These arguments were persuasive to the Board, which stated that "this paragraph of the Broad specification indicates that 'chimeric RNA,' 'chimeric guide RNA,' 'single guide RNA,' as well as 'guide RNA' include these three components."

The Decision further explicated other portions of the various Broad specifications, to the same effect:  the Board is persuaded by CVC's arguments (or not persuaded by Broad's arguments) regarding the status of the term "guide RNA" as a generic term encompassing both single- and dual-RNA species.

The Board offers this conclusion regarding its construction of this sole term:

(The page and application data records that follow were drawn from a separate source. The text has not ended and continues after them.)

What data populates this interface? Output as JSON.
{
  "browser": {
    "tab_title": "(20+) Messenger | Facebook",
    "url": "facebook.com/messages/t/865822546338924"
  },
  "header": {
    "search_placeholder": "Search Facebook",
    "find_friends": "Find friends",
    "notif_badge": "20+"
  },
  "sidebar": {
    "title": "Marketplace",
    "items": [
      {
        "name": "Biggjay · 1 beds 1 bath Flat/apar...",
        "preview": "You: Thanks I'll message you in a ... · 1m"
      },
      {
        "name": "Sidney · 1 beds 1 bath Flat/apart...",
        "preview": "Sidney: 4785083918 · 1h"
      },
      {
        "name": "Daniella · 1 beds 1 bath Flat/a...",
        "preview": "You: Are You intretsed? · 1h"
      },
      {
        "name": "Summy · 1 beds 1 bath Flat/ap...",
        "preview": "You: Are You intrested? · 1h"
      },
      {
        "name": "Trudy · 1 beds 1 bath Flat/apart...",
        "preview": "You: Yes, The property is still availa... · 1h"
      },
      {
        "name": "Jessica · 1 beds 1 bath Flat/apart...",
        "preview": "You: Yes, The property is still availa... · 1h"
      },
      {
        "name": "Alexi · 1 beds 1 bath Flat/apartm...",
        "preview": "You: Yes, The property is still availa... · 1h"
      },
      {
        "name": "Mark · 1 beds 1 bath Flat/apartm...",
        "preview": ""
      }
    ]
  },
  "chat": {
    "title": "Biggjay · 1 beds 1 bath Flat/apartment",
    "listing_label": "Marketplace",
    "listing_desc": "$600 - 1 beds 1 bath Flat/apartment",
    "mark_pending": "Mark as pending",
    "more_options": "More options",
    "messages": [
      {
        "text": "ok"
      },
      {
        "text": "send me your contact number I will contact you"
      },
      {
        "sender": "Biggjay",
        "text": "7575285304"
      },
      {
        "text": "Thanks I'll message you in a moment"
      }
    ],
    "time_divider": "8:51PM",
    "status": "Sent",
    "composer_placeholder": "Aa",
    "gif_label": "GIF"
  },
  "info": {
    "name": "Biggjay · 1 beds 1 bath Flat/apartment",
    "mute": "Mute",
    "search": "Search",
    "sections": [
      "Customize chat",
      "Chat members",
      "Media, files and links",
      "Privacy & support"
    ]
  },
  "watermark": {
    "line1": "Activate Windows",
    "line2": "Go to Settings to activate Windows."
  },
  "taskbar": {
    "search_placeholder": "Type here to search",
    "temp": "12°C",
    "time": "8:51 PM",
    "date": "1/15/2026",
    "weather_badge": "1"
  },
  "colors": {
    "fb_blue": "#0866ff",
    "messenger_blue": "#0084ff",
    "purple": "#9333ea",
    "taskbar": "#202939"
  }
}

Our review of the parties' arguments leads us to the conclusion that Broad's use of the term "guide RNA" in its involved claims is not a generic term, but is limited to a single-molecule RNA configuration of the guide sequence and tracrmate, which together make the crRNA, and the tracrRNA sequences.  Although some dependent claims, such as claim 18 of the '359 patent, might indicate by claim differentiation that the term "guide RNA" is generic, that presumption is overcome by Broad's specification.  The specification of Broad's involved patents, specifically the sentence providing that "guide RNA" and other terms "refer to the polynucleotide sequence comprising the guide sequence, the tracr sequence and the tracr mate sequence" ('359 patent, Ex. 3011, 12:6–10), limits the interpretation of the term.  Broad fails to direct us to other uses of the term "guide RNA" in the specification that indicate a dual-molecule RNA configuration and we are not persuaded that the term was so clearly understood  the art to be a generic term that only a clear disavowal in the specification would define it to mean a single-molecule RNA configuration.  Thus, we are persuaded that the broadest reasonable interpretation of Broad claim term "guide RNA" encompasses only a single-molecule RNA configuration.

The consequences of this claim construction will be the subject of future posts.

*And then there is this ditty sung to the tune of "Camelot":

A law was made 200 years ago here
Grant patents, help promote inventive thought
Today the system's thriving and our credo
Is claim-a-lot

We push the envelope,
Expand the boundaries
Create a circle from a tiny dot
Our product's forged with words
and not in foundries
We claim a lot

Claim-a-lot (claim-a-lot)
I know it sounds a bit bizarre
Lord, we claim-a-lot (oh yes, we claim-a-lot)
Stretch out those claims so far

Though prior art may set some limitations
Restricts our flights of fancy, clever thought
Our efforts, not for naught
Results, so boldly wrought
Construct our patent juggernauts
By claiming quite a lot.

Kramer, Levin, Naftalis & Frankel LLP, Claim-a-Lot, in Pamphlet for N.Y. Intellectual Property Law Association 78th Annual Dinner (Mar. 24, 2000).